▸ DATA SHOWN:
————
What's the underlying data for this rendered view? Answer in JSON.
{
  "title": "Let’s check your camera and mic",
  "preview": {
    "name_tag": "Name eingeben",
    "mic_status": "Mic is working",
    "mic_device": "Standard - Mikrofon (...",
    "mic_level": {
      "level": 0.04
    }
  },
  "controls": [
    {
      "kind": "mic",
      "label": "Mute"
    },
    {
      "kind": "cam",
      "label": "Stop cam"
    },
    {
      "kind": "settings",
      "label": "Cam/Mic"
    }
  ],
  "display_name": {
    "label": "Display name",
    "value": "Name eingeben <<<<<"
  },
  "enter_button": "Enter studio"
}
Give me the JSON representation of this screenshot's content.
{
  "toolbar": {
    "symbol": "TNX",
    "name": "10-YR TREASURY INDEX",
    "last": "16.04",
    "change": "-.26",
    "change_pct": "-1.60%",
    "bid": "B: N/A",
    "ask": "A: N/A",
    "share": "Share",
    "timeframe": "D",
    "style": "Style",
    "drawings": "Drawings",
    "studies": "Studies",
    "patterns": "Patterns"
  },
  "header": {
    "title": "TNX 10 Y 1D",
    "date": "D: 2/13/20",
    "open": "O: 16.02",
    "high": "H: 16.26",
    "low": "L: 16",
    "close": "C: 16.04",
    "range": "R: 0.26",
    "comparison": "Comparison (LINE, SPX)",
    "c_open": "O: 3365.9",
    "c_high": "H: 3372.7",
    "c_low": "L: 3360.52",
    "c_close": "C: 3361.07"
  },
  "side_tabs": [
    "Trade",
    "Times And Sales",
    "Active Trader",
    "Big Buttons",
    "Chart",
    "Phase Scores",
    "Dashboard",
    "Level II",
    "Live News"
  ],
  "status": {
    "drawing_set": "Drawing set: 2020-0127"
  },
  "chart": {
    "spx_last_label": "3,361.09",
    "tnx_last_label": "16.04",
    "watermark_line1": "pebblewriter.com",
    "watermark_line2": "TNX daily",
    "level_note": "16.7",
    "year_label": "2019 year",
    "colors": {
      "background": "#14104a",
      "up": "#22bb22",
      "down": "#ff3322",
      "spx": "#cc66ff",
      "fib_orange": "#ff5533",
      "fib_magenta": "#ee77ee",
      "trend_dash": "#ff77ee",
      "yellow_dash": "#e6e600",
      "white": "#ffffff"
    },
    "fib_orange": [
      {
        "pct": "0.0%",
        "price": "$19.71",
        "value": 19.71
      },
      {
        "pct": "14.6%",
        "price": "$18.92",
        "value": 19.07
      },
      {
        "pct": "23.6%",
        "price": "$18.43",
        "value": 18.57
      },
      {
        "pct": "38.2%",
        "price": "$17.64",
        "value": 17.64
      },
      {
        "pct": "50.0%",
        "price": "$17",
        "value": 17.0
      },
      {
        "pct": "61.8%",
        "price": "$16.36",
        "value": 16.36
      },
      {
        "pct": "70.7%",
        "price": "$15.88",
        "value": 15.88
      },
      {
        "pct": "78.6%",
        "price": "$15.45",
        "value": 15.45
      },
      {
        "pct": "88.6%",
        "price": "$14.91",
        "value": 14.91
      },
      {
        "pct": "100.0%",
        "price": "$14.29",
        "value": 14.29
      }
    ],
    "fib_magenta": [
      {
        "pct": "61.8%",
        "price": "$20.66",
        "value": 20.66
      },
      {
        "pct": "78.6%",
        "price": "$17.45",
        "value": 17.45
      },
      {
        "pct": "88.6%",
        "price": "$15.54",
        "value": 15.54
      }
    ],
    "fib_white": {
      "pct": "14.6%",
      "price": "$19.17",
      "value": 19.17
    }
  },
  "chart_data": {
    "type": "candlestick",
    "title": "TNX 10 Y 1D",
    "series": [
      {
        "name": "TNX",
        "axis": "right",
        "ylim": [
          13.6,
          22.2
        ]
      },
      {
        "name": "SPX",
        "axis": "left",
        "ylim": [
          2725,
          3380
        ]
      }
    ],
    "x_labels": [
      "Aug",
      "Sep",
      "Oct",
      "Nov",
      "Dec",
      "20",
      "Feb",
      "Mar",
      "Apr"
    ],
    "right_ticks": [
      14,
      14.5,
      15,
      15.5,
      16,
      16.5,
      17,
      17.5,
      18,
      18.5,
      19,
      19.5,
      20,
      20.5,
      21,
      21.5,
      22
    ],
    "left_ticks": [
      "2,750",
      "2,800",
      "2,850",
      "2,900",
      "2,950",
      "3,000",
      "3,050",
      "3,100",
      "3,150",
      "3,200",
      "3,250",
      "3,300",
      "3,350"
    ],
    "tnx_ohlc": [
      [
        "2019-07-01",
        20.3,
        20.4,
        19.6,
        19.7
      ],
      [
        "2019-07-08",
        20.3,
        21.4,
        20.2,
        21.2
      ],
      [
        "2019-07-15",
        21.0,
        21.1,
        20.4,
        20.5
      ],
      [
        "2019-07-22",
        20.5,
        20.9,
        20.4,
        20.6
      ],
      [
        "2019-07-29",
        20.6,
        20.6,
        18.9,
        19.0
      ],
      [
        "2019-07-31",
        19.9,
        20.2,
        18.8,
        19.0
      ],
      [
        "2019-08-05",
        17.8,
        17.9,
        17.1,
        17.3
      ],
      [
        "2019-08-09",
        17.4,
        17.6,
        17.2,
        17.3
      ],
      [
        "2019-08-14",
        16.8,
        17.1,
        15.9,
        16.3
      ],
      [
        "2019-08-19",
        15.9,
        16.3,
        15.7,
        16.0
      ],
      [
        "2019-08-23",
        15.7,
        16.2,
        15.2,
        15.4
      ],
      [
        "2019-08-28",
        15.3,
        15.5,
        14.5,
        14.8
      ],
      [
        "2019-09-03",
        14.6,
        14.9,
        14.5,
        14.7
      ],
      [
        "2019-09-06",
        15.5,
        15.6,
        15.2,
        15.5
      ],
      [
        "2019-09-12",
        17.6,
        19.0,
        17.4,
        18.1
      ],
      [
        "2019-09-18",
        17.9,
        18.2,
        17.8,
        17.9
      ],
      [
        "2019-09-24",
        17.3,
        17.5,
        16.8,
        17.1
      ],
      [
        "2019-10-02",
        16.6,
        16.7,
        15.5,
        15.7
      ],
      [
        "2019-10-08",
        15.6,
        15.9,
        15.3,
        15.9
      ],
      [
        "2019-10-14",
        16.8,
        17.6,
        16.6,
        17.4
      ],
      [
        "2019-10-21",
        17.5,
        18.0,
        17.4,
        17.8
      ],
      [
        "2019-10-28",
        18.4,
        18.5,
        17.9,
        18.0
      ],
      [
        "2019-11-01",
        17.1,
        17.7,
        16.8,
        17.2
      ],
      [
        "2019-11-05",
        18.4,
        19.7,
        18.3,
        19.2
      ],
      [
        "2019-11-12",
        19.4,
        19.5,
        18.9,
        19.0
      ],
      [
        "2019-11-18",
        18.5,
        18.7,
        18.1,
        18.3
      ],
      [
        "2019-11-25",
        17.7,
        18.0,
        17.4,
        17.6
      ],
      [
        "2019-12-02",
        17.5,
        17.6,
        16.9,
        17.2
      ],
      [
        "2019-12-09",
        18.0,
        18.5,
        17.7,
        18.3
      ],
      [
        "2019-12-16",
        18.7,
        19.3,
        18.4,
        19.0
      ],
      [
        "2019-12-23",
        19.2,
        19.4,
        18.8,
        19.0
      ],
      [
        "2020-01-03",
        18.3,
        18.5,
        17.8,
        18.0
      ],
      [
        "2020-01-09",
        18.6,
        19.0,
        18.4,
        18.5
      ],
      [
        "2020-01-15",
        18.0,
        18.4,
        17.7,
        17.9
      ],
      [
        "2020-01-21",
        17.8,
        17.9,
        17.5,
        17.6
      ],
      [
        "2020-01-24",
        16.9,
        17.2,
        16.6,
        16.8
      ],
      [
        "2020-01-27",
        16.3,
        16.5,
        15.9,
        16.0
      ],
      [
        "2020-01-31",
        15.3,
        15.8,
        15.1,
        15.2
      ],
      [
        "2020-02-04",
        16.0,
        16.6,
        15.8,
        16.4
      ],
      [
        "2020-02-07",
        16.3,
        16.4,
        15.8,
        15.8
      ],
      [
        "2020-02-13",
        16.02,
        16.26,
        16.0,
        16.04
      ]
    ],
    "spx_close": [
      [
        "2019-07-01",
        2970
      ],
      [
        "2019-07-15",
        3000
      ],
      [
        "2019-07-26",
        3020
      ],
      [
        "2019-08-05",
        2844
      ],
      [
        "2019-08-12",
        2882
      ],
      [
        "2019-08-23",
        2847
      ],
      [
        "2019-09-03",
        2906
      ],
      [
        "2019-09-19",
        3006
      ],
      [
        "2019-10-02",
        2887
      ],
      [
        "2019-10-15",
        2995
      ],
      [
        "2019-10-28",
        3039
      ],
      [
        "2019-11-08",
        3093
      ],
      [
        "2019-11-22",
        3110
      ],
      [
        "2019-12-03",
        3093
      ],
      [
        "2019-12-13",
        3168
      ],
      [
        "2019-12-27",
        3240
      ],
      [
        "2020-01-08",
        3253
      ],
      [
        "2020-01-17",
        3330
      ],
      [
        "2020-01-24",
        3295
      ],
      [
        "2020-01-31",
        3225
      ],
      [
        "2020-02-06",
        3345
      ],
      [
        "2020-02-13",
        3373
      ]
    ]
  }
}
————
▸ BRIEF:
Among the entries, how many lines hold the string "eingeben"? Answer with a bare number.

▸ RESPONSE TO THIS EXERCISE:
2